→ **Work required**: Would you reproduce the entries that follow exactly as they appear?

(Stored entries)
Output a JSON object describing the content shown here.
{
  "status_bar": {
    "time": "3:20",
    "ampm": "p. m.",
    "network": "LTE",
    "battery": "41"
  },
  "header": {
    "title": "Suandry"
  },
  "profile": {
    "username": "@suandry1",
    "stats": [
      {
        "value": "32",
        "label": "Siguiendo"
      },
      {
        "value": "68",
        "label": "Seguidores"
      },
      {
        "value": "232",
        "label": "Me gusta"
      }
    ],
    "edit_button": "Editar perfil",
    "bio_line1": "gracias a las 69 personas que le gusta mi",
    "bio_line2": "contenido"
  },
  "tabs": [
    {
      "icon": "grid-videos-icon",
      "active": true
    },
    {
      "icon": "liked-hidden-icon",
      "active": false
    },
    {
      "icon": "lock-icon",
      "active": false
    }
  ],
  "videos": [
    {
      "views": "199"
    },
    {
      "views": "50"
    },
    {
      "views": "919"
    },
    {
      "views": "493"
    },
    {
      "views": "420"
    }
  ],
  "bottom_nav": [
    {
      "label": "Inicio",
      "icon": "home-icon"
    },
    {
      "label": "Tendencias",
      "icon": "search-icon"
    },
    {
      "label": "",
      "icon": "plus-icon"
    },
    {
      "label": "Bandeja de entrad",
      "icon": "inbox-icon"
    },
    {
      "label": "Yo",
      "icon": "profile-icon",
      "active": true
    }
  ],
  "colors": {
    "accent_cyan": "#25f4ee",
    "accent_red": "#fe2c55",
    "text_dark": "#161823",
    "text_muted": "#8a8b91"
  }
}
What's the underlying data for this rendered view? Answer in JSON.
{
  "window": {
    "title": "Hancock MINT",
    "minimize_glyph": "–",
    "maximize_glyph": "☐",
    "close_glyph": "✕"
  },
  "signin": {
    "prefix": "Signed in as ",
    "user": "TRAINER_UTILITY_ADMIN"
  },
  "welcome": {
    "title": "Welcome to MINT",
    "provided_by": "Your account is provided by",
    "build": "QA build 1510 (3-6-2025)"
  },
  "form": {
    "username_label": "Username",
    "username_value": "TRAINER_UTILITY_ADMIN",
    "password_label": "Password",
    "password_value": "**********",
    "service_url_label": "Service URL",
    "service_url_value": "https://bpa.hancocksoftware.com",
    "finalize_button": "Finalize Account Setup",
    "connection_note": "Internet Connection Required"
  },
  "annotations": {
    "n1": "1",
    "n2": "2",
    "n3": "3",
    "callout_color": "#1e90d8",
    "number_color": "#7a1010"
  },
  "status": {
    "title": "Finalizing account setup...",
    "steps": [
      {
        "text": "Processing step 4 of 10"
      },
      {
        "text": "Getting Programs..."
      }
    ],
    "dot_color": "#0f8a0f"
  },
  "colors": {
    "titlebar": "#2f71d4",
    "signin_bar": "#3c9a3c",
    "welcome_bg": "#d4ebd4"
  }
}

→ **Answer box**:
Output a JSON object describing the content shown here.
{
  "status_bar": {
    "time": "3:20",
    "ampm": "p. m.",
    "network": "LTE",
    "battery": "41"
  },
  "header": {
    "title": "Suandry"
  },
  "profile": {
    "username": "@suandry1",
    "stats": [
      {
        "value": "32",
        "label": "Siguiendo"
      },
      {
        "value": "68",
        "label": "Seguidores"
      },
      {
        "value": "232",
        "label": "Me gusta"
      }
    ],
    "edit_button": "Editar perfil",
    "bio_line1": "gracias a las 69 personas que le gusta mi",
    "bio_line2": "contenido"
  },
  "tabs": [
    {
      "icon": "grid-videos-icon",
      "active": true
    },
    {
      "icon": "liked-hidden-icon",
      "active": false
    },
    {
      "icon": "lock-icon",
      "active": false
    }
  ],
  "videos": [
    {
      "views": "199"
    },
    {
      "views": "50"
    },
    {
      "views": "919"
    },
    {
      "views": "493"
    },
    {
      "views": "420"
    }
  ],
  "bottom_nav": [
    {
      "label": "Inicio",
      "icon": "home-icon"
    },
    {
      "label": "Tendencias",
      "icon": "search-icon"
    },
    {
      "label": "",
      "icon": "plus-icon"
    },
    {
      "label": "Bandeja de entrad",
      "icon": "inbox-icon"
    },
    {
      "label": "Yo",
      "icon": "profile-icon",
      "active": true
    }
  ],
  "colors": {
    "accent_cyan": "#25f4ee",
    "accent_red": "#fe2c55",
    "text_dark": "#161823",
    "text_muted": "#8a8b91"
  }
}
What's the underlying data for this rendered view? Answer in JSON.
{
  "window": {
    "title": "Hancock MINT",
    "minimize_glyph": "–",
    "maximize_glyph": "☐",
    "close_glyph": "✕"
  },
  "signin": {
    "prefix": "Signed in as ",
    "user": "TRAINER_UTILITY_ADMIN"
  },
  "welcome": {
    "title": "Welcome to MINT",
    "provided_by": "Your account is provided by",
    "build": "QA build 1510 (3-6-2025)"
  },
  "form": {
    "username_label": "Username",
    "username_value": "TRAINER_UTILITY_ADMIN",
    "password_label": "Password",
    "password_value": "**********",
    "service_url_label": "Service URL",
    "service_url_value": "https://bpa.hancocksoftware.com",
    "finalize_button": "Finalize Account Setup",
    "connection_note": "Internet Connection Required"
  },
  "annotations": {
    "n1": "1",
    "n2": "2",
    "n3": "3",
    "callout_color": "#1e90d8",
    "number_color": "#7a1010"
  },
  "status": {
    "title": "Finalizing account setup...",
    "steps": [
      {
        "text": "Processing step 4 of 10"
      },
      {
        "text": "Getting Programs..."
      }
    ],
    "dot_color": "#0f8a0f"
  },
  "colors": {
    "titlebar": "#2f71d4",
    "signin_bar": "#3c9a3c",
    "welcome_bg": "#d4ebd4"
  }
}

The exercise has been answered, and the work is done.